Recorded information
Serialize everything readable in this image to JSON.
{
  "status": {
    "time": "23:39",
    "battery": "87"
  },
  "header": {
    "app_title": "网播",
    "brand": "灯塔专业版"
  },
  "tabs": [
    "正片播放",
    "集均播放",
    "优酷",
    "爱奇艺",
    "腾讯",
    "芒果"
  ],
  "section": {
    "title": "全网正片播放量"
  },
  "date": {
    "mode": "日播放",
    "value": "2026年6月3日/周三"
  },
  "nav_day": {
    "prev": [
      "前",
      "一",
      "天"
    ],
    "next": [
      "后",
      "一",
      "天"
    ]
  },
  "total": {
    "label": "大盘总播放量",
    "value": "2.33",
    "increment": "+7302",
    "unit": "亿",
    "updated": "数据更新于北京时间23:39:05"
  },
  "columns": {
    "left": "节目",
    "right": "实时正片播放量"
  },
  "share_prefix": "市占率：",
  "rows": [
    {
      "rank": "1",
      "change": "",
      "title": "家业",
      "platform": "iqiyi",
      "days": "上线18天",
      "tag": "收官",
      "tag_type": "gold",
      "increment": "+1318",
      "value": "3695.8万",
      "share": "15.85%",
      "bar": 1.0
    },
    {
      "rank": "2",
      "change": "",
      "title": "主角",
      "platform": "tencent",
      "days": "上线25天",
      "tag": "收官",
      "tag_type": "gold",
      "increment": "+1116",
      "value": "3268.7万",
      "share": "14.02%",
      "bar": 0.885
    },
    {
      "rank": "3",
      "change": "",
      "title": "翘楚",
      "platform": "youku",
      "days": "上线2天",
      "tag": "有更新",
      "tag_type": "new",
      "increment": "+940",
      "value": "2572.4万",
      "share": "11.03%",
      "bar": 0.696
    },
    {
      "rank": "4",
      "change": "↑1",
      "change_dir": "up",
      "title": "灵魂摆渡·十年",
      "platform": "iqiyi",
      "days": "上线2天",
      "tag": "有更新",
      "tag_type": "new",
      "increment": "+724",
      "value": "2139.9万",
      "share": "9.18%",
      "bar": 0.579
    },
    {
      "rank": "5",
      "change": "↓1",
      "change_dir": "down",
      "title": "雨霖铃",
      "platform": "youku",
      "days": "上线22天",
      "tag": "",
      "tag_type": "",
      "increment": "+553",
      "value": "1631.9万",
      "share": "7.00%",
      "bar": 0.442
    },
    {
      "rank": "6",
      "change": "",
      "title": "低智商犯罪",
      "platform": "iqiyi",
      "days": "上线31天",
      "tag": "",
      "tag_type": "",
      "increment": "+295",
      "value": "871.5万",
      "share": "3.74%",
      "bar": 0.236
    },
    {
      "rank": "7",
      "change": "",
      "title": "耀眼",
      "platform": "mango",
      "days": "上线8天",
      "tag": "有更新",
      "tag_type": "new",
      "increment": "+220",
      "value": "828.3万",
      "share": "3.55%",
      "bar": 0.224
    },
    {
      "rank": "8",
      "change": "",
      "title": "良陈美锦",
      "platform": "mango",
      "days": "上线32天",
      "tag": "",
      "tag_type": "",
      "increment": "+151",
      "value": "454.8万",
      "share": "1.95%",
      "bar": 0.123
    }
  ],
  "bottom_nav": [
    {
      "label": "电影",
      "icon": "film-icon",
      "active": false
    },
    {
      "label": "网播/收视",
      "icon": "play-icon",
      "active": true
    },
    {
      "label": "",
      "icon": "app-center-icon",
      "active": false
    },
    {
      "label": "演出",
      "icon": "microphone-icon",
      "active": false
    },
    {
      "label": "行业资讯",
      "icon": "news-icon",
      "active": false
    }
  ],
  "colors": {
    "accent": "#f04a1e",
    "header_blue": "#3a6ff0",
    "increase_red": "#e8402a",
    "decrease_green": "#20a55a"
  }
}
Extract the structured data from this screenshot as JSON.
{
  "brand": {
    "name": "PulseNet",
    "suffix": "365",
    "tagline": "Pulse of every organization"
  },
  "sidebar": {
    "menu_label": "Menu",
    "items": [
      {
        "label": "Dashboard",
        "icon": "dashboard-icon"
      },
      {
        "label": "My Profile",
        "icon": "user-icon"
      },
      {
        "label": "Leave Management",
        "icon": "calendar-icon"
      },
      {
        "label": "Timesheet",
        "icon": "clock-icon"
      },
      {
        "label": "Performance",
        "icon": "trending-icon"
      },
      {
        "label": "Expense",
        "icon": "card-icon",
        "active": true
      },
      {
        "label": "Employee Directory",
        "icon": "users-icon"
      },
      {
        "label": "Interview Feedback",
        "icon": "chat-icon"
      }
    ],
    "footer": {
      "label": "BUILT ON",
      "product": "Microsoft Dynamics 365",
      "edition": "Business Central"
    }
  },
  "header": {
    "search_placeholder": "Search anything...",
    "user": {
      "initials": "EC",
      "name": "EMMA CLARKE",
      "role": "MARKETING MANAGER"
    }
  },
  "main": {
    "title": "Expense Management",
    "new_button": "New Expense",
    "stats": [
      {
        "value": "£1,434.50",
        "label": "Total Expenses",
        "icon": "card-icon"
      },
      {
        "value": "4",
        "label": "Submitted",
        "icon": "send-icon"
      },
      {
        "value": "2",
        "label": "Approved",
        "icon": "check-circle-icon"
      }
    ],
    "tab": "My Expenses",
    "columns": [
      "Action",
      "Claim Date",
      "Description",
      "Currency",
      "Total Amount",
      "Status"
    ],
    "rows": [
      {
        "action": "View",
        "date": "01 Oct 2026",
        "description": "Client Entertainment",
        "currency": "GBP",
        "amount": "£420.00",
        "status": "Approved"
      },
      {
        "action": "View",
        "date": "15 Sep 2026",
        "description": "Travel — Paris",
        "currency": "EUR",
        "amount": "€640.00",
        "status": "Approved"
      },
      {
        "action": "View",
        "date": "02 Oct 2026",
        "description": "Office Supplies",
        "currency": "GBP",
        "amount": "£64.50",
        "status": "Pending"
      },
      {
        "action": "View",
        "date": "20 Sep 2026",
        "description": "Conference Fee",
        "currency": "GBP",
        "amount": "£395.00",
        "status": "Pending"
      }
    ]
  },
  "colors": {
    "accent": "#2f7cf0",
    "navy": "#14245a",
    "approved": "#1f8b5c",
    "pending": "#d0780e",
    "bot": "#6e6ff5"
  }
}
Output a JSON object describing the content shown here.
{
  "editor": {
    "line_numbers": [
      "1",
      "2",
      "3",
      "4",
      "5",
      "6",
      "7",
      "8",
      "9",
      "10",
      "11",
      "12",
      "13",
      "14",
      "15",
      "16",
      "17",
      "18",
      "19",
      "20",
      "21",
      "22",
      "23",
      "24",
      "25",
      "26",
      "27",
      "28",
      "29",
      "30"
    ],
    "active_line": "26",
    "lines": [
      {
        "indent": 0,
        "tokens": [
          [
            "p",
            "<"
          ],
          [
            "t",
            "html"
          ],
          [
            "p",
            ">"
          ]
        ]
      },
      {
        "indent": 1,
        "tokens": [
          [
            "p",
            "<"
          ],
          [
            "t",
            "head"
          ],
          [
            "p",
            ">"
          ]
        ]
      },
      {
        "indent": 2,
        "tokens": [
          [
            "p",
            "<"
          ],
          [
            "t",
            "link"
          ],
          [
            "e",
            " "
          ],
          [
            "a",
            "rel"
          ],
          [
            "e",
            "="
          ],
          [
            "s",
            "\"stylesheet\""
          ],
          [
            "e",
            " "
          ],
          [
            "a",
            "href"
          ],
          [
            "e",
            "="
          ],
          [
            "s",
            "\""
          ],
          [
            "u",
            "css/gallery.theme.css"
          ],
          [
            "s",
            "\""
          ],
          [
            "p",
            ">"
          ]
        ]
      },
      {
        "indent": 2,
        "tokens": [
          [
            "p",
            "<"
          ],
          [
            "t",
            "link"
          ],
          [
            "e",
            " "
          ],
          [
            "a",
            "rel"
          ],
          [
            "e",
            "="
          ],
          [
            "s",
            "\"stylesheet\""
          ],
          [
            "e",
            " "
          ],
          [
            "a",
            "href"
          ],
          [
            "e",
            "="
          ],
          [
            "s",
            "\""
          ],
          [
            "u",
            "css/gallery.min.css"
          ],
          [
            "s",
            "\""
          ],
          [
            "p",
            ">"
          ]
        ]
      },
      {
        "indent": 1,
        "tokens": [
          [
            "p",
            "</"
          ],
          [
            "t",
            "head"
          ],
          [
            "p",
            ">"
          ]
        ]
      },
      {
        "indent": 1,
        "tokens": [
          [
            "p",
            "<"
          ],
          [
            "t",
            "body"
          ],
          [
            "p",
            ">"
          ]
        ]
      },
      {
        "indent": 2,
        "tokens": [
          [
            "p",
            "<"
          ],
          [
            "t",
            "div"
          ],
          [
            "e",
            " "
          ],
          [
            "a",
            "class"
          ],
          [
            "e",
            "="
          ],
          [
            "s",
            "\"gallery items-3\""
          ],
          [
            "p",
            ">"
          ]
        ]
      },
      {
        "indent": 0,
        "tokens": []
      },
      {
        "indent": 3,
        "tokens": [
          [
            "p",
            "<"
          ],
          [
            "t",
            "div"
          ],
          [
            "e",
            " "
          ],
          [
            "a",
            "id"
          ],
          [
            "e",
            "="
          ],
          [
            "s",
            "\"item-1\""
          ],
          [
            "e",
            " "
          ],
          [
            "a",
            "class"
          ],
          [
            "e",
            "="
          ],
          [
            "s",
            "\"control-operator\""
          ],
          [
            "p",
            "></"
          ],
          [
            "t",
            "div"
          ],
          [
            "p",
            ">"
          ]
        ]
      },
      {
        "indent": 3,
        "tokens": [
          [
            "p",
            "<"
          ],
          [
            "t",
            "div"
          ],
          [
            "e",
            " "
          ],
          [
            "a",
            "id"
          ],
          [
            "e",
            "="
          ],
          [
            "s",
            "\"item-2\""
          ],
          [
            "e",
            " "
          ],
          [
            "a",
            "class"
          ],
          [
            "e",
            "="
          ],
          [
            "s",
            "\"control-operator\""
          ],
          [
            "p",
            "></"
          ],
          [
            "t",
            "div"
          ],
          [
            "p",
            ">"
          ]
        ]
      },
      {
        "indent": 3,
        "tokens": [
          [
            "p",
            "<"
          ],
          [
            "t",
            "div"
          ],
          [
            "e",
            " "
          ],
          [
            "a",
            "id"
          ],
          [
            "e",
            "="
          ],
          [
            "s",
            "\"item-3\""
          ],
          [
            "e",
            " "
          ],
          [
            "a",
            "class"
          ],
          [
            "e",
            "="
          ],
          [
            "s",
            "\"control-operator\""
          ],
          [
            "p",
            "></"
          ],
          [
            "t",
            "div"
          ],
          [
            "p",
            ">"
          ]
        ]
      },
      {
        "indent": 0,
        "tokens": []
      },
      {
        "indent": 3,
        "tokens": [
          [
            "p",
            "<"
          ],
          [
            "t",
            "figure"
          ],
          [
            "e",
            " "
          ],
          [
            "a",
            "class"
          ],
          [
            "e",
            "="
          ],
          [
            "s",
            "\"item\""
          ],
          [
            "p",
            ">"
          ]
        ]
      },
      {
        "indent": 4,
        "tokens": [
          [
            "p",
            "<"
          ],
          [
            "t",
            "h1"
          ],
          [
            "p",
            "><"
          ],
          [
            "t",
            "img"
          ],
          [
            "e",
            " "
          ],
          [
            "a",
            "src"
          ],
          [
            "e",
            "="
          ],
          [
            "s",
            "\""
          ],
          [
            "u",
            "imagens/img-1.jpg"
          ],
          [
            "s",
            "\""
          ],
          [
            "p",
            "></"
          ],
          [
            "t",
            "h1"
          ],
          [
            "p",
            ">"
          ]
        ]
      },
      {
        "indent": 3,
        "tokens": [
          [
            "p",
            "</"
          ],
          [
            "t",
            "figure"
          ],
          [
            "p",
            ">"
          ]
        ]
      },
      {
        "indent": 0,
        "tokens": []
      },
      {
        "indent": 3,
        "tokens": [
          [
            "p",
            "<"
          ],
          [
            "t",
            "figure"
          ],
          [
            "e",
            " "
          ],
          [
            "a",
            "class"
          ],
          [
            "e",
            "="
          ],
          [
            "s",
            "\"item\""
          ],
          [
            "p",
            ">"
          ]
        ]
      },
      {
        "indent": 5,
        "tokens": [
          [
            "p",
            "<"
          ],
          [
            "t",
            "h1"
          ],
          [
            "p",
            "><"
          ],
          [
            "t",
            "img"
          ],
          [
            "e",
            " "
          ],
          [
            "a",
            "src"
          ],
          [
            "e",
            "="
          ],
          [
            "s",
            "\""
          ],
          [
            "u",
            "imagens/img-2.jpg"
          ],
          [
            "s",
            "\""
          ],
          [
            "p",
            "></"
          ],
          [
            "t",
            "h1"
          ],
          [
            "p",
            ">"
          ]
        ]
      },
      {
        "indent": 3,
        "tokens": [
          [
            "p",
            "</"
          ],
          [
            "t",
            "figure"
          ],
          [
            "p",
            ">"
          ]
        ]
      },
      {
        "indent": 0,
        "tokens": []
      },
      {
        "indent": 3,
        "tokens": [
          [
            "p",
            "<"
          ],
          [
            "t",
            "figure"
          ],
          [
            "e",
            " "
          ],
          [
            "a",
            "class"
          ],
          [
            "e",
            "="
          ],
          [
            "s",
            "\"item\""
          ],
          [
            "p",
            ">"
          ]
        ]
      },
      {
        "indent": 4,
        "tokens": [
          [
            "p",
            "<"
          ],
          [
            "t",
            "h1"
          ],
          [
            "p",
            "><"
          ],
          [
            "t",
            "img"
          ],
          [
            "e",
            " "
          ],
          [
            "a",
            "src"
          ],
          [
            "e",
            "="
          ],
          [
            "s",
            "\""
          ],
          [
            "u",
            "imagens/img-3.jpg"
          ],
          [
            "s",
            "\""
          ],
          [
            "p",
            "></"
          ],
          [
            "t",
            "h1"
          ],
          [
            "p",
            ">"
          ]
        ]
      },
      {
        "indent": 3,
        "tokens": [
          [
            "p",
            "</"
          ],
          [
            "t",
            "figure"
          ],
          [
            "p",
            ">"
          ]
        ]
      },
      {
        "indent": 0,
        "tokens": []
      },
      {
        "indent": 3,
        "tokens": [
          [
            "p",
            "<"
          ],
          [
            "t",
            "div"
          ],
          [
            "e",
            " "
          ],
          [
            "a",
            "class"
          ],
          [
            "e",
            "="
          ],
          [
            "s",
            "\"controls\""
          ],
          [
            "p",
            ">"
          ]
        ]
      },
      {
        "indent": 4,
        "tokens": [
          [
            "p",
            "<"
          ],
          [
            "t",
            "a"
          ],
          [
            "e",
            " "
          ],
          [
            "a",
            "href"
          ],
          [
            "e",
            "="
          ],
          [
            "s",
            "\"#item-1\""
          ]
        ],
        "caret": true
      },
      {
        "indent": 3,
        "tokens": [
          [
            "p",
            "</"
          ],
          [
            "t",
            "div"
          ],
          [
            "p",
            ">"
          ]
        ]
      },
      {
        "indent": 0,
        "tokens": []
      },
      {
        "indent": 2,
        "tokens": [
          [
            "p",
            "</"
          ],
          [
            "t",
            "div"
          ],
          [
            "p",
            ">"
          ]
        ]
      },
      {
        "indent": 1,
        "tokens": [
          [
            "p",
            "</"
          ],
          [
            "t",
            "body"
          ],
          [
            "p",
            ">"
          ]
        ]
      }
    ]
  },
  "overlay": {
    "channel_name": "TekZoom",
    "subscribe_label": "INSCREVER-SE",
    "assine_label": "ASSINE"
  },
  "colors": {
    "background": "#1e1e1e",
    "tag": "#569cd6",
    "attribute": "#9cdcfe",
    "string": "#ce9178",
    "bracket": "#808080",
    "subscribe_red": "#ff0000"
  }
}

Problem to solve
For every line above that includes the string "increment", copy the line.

Response for this exercise
    "increment": "+7302",
      "increment": "+1318",
      "increment": "+1116",
      "increment": "+940",
      "increment": "+724",
      "increment": "+553",
      "increment": "+295",
      "increment": "+220",
      "increment": "+151",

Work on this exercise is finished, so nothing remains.